Task requirements
Please show every line in the entries below that includes the word "extreme".

Working data

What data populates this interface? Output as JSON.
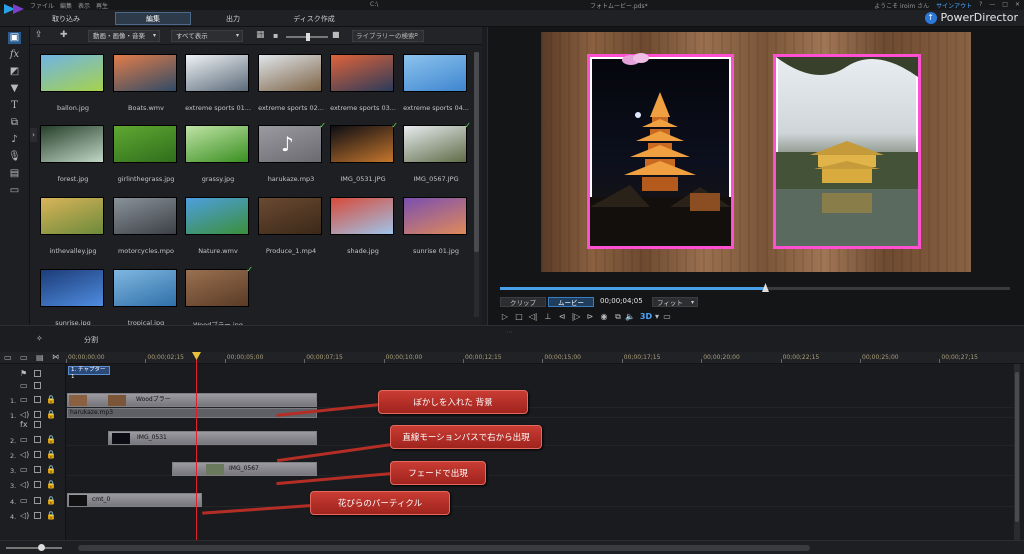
{
  "titlebar": {
    "menus": [
      "ファイル",
      "編集",
      "表示",
      "再生"
    ],
    "filename": "C:\\",
    "project": "フォトムービー.pds*",
    "welcome": "ようこそ iroim さん",
    "signout": "サインアウト",
    "help": "?"
  },
  "modes": {
    "tabs": [
      "取り込み",
      "編集",
      "出力",
      "ディスク作成"
    ],
    "active": "編集",
    "brand": "PowerDirector"
  },
  "library_toolbar": {
    "filter": "動画・画像・音楽",
    "view": "すべて表示",
    "search_placeholder": "ライブラリーの検索"
  },
  "media": [
    {
      "name": "ballon.jpg",
      "checked": false,
      "colors": [
        "#6fb4e6",
        "#a7d24b"
      ]
    },
    {
      "name": "Boats.wmv",
      "checked": false,
      "colors": [
        "#e37d4a",
        "#2f4b66"
      ]
    },
    {
      "name": "extreme sports 01...",
      "checked": false,
      "colors": [
        "#eef2f5",
        "#5c6b7a"
      ]
    },
    {
      "name": "extreme sports 02...",
      "checked": false,
      "colors": [
        "#dfe5ea",
        "#7e6446"
      ]
    },
    {
      "name": "extreme sports 03...",
      "checked": false,
      "colors": [
        "#e0633a",
        "#2b3b5a"
      ]
    },
    {
      "name": "extreme sports 04...",
      "checked": false,
      "colors": [
        "#8dc3ee",
        "#3e86cf"
      ]
    },
    {
      "name": "forest.jpg",
      "checked": false,
      "colors": [
        "#25402a",
        "#c2d7c7"
      ]
    },
    {
      "name": "girlinthegrass.jpg",
      "checked": false,
      "colors": [
        "#5fa832",
        "#2f6e1c"
      ]
    },
    {
      "name": "grassy.jpg",
      "checked": false,
      "colors": [
        "#bfe3a5",
        "#3a8f22"
      ]
    },
    {
      "name": "harukaze.mp3",
      "checked": true,
      "colors": [
        "#9a9aa0",
        "#6a6a70"
      ]
    },
    {
      "name": "IMG_0531.JPG",
      "checked": true,
      "colors": [
        "#0c0d14",
        "#c5762c"
      ]
    },
    {
      "name": "IMG_0567.JPG",
      "checked": true,
      "colors": [
        "#e7ebee",
        "#5f6c48"
      ]
    },
    {
      "name": "inthevalley.jpg",
      "checked": false,
      "colors": [
        "#d9b45a",
        "#6c8a3a"
      ]
    },
    {
      "name": "motorcycles.mpo",
      "checked": false,
      "colors": [
        "#8a929a",
        "#3c4046"
      ]
    },
    {
      "name": "Nature.wmv",
      "checked": false,
      "colors": [
        "#4e9fe0",
        "#3a8f3a"
      ]
    },
    {
      "name": "Produce_1.mp4",
      "checked": false,
      "colors": [
        "#6a4a32",
        "#3b2818"
      ]
    },
    {
      "name": "shade.jpg",
      "checked": false,
      "colors": [
        "#d74a3a",
        "#9fc5ea"
      ]
    },
    {
      "name": "sunrise 01.jpg",
      "checked": false,
      "colors": [
        "#7a4fb0",
        "#e08a5a"
      ]
    },
    {
      "name": "sunrise.jpg",
      "checked": false,
      "colors": [
        "#1c3c78",
        "#4f8de0"
      ]
    },
    {
      "name": "tropical.jpg",
      "checked": false,
      "colors": [
        "#7fb7e0",
        "#2f6fa8"
      ]
    },
    {
      "name": "Woodブラー.jpg",
      "checked": true,
      "colors": [
        "#9a7050",
        "#5a3b26"
      ]
    }
  ],
  "preview": {
    "tab_clip": "クリップ",
    "tab_movie": "ムービー",
    "timecode": "00;00;04;05",
    "fit": "フィット",
    "threed": "3D"
  },
  "midbar": {
    "split": "分割"
  },
  "timeline": {
    "ruler": [
      "00;00;00;00",
      "00;00;02;15",
      "00;00;05;00",
      "00;00;07;15",
      "00;00;10;00",
      "00;00;12;15",
      "00;00;15;00",
      "00;00;17;15",
      "00;00;20;00",
      "00;00;22;15",
      "00;00;25;00",
      "00;00;27;15"
    ],
    "chapter": "1. チャプター 1",
    "tracks": [
      {
        "num": "1.",
        "video_clip": "Woodブラー",
        "audio_clip": "harukaze.mp3"
      },
      {
        "num": "2.",
        "video_clip": "IMG_0531"
      },
      {
        "num": "3.",
        "video_clip": "IMG_0567"
      },
      {
        "num": "4.",
        "video_clip": "cmt_0"
      }
    ]
  },
  "callouts": [
    "ぼかしを入れた 背景",
    "直線モーションパスで右から出現",
    "フェードで出現",
    "花びらのパーティクル"
  ]
}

Worked solution
      "name": "extreme sports 01...",
      "name": "extreme sports 02...",
      "name": "extreme sports 03...",
      "name": "extreme sports 04...",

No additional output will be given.